Her favorite old-style shows: Friday Night Lights, I Love New York, Rescue Me, Big Love, Entourage, 30 Rock, The Sopranos, Weeds, Bionic Woman, The Bachelor, The Deadliest Catch, America’s Next Top Model, King of Queens, John From Cincinnati, The Shield, Laguna Beach, The Hills, Inside the Actors Studio, Shalom in the Home, House, American Idol, The View, The Oprah Winfrey Show, Lost, Project Runway
Guardian entertainment critic Dorian Lynskey has a most entertaining column about what’s it’s like to face the bloggers and commenters in the paper’s group arts blog:
. . . Like backroom comedy writers dragooned into performing late-night stand-up in a club full of tetchy drunks, this paper’s critics have had to learn to deal with hecklers very quickly. The first time I experienced it, my offering was described as “stereotypically self-indulgent Guardian wank bordering on self-parody”. I sulked for a bit, then got over it. All but the kindest critics have written unpleasant things about artists in their field, so we should learn to take a few knocks.

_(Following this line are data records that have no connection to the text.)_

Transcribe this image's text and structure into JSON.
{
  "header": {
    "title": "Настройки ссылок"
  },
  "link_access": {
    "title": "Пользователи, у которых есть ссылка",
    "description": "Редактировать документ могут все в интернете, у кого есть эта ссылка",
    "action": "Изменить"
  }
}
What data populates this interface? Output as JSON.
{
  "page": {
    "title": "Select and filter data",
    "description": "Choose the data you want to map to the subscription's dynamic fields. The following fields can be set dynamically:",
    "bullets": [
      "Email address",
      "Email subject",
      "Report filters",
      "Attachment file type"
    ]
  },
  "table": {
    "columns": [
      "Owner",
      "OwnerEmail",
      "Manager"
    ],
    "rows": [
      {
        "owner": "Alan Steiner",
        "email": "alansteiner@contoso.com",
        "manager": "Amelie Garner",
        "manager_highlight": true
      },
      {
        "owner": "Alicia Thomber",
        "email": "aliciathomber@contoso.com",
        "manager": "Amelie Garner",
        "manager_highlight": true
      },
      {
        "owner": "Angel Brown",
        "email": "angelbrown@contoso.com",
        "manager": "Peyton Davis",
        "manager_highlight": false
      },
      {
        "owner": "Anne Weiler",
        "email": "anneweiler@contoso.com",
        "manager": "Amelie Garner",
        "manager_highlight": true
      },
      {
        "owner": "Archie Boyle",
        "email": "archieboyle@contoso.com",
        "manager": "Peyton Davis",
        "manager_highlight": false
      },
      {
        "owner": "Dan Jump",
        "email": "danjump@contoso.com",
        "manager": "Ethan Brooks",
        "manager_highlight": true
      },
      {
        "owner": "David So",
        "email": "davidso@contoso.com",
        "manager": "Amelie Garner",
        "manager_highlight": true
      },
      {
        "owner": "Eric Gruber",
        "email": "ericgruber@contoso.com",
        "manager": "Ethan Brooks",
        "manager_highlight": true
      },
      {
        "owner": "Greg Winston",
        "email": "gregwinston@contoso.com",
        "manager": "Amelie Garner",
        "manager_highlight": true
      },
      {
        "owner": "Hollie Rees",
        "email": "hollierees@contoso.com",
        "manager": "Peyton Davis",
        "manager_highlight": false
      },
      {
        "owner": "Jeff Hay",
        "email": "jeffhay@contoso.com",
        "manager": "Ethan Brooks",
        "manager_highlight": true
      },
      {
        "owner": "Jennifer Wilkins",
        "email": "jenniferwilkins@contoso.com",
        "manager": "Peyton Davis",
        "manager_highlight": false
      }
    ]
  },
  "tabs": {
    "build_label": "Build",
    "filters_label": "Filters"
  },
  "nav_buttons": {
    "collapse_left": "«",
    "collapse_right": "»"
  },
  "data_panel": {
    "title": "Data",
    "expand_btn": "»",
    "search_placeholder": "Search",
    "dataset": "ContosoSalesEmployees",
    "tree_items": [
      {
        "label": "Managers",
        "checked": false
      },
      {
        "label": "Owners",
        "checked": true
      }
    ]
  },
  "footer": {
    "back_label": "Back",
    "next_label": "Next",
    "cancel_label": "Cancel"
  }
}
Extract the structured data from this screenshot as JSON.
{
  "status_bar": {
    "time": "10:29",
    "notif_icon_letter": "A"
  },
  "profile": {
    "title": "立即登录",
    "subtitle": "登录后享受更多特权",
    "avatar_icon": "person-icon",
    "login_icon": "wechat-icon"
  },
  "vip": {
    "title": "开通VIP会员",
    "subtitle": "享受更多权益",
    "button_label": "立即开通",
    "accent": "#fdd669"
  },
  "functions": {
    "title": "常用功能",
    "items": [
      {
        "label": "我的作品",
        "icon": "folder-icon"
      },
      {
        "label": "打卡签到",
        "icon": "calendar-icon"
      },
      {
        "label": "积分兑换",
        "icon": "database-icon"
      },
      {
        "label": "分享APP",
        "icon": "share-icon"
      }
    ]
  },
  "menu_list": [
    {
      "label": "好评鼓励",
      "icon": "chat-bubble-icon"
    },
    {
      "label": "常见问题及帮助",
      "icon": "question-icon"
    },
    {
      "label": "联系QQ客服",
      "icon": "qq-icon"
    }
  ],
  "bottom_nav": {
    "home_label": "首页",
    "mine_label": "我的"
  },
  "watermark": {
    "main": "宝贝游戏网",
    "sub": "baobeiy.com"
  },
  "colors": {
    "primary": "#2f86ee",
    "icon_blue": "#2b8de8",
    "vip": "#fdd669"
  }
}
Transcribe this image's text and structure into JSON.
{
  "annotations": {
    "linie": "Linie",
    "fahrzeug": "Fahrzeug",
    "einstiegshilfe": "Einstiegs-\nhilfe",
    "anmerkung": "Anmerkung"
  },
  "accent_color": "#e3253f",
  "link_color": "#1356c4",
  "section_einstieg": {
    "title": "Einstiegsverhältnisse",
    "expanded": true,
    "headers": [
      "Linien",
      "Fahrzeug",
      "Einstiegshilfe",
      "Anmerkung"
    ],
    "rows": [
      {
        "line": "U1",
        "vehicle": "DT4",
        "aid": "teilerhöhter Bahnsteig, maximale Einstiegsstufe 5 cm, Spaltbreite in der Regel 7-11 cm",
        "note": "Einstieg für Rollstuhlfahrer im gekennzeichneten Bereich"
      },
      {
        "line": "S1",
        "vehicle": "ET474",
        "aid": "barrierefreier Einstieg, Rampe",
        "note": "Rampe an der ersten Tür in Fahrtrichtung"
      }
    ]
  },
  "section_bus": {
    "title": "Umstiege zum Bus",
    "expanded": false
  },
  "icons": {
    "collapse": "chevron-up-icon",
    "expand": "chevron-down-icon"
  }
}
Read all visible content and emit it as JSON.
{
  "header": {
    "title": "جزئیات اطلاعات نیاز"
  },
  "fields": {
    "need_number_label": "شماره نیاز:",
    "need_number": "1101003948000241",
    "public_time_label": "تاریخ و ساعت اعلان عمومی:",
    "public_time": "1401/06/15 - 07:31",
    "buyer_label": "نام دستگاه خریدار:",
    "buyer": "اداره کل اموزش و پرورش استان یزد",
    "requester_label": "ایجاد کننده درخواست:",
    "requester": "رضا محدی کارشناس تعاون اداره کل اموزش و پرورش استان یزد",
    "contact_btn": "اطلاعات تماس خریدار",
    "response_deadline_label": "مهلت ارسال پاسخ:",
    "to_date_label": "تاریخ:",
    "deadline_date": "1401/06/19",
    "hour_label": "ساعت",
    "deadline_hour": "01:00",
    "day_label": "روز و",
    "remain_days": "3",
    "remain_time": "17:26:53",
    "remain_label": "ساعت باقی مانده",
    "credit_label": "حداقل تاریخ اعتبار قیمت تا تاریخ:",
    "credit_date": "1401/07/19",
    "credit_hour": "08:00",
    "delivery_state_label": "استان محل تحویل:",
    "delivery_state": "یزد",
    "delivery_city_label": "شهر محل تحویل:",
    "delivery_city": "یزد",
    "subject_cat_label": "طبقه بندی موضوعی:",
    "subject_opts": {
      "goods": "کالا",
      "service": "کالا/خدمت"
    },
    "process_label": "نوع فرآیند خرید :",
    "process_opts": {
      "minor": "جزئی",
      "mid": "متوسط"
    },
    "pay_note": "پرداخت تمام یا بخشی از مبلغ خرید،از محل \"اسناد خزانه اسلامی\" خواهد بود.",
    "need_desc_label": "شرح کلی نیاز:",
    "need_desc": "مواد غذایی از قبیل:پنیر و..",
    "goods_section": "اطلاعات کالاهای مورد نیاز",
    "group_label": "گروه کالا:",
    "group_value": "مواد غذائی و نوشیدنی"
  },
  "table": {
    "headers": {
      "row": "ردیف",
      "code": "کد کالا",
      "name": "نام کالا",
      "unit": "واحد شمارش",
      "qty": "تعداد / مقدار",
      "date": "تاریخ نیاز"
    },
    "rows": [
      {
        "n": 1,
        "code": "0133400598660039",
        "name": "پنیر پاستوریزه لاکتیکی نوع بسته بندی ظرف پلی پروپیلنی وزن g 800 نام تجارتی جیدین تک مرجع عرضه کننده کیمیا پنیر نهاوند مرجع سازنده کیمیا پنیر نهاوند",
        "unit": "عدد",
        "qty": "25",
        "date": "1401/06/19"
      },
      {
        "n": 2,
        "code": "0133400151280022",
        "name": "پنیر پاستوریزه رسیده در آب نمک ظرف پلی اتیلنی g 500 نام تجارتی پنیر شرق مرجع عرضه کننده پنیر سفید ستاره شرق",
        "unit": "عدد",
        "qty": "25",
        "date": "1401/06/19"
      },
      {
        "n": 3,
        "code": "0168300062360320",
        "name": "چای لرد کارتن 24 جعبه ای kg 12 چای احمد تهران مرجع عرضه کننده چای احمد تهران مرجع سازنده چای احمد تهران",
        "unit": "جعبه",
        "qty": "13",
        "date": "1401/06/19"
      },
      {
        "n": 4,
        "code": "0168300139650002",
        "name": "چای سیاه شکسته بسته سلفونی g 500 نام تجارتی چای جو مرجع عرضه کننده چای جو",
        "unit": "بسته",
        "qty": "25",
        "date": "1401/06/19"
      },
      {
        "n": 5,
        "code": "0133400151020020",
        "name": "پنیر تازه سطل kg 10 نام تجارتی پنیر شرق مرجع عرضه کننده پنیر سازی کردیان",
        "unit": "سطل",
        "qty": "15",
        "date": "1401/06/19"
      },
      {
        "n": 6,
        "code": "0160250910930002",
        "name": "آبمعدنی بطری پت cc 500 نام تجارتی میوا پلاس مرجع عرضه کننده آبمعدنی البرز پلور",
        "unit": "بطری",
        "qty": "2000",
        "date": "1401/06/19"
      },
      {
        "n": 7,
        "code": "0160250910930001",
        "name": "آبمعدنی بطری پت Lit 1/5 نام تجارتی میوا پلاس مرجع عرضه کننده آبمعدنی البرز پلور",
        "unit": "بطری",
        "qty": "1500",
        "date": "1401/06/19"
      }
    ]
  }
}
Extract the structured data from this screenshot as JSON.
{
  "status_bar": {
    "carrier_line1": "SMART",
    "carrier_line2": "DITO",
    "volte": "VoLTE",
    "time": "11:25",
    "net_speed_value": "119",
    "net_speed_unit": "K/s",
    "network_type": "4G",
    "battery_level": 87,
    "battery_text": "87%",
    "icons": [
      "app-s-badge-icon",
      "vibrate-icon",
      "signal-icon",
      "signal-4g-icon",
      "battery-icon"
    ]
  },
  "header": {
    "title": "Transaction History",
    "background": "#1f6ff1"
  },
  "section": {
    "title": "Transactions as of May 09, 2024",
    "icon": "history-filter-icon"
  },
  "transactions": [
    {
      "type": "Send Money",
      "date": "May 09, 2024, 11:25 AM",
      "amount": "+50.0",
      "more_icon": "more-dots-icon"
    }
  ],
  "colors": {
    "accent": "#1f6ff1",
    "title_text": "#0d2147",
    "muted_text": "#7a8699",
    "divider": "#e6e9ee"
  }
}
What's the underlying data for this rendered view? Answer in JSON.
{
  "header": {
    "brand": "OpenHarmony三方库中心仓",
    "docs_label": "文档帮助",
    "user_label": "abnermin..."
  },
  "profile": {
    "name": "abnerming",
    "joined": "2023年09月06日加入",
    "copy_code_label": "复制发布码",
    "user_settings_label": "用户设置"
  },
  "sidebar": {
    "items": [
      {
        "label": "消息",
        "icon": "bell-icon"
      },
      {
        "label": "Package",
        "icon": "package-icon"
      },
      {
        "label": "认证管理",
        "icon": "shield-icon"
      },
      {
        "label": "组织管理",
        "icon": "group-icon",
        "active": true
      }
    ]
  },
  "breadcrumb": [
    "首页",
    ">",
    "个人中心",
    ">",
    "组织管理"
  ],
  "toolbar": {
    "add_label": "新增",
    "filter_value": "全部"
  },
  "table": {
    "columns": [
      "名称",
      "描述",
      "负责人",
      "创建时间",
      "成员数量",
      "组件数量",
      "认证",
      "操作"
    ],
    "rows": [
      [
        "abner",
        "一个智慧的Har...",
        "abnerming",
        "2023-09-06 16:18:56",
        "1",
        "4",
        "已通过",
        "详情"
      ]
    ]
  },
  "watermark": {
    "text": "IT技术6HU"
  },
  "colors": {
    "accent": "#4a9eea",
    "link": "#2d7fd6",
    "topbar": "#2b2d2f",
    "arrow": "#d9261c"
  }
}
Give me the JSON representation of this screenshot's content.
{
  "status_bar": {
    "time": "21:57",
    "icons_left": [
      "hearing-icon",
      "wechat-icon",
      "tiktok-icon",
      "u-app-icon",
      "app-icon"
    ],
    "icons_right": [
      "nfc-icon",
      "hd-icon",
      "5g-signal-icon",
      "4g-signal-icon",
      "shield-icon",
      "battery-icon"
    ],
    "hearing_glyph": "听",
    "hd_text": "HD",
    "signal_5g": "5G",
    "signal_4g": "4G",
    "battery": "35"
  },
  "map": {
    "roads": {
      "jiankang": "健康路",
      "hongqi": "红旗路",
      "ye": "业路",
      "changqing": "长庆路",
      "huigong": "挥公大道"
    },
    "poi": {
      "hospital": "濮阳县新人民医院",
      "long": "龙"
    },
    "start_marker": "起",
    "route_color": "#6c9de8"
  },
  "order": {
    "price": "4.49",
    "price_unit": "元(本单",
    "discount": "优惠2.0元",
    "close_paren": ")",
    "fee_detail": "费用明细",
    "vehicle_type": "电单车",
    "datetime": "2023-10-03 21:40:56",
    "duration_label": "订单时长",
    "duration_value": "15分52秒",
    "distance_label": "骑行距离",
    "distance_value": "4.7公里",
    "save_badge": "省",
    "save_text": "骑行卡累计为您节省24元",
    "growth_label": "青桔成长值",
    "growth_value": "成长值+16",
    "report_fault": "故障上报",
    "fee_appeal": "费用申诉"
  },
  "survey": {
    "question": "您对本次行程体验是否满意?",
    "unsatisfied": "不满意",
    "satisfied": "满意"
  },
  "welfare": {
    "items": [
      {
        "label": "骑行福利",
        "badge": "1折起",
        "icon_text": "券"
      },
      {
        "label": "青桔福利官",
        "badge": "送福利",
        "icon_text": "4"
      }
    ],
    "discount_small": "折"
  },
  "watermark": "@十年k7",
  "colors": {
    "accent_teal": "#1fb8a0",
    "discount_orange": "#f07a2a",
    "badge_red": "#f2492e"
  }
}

I’m not convinced, though, that what might politely be described as “robust” debate on the blog generates light as well as heat. The internet has always licensed people to be far ruder than they would be in a face-to-face encounter. In 1990, US attorney Mike Godwin formulated Godwin’s Law: “As an online discussion grows longer, the probability of a comparison involving Nazis or Hitler approaches one.” Similarly, as an arts blog discussion grows longer, the probability of the writer being branded “smug”, “pointless”, “arrogant” or “London-obsessed” approaches one. . . .
This is just one front in a wide-ranging battle between the blogosphere and so-called old media. In an ideal world, there should be room for both print critics and online ones, with plenty of overlap between them. Good writing is good writing, wherever it appears. But the campaign is in its early days and there are several years’ worth of grievances to thrash out before a peace treaty can be agreed.
Many of the people who post on blogs appear to be annoyed not by what the writers say so much as the fact that they’re in a position to say it. You can spot this type because they write things like: “You’ve only written this to provoke a reaction.” Or: “Why did you even write this? What a waste of time.” As if writing to complain about a waste of time were not, in fact, a bigger waste of time. . . .
You’ll find something similar on the websites of Entertainment Weekly, the Village Voice and anywhere else critics invite feedback – only to wonder why they bothered. I hope this resentment will fade, because although a firestorm of invective can be very amusing, it’s only when critics and readers meet halfway that enlightening debate can happen – and surely that’s the whole point of the exercise. Recently, I posted a blog entry about why I dislike Bruce Springsteen. Predictably, some Boss fans were not best pleased and the usual reasoned responses ensued (“Back to school”, “knobhead”, etc). But halfway down, a reader who knew more than I did about Springsteen’s strengths and failings weighed in with a series of nuanced posts that broadened and enriched the discussion in a way I couldn’t have predicted. I’m also fortunate with the contributors to my Readers Recommend blog, where differences of opinion are met with good humour and nobody has ever been compared to Hitler.
These are relatively early days. With time and luck, the good will out and the bad will lose the chips from their shoulders; or, failing that, find something better to do with those slow periods at work. Until then, at least, every critic knows that it is always better to be read than ignored. No amount of abuse at the foot of a blog is quite as disheartening as the dread phrase: “Comments (0)”.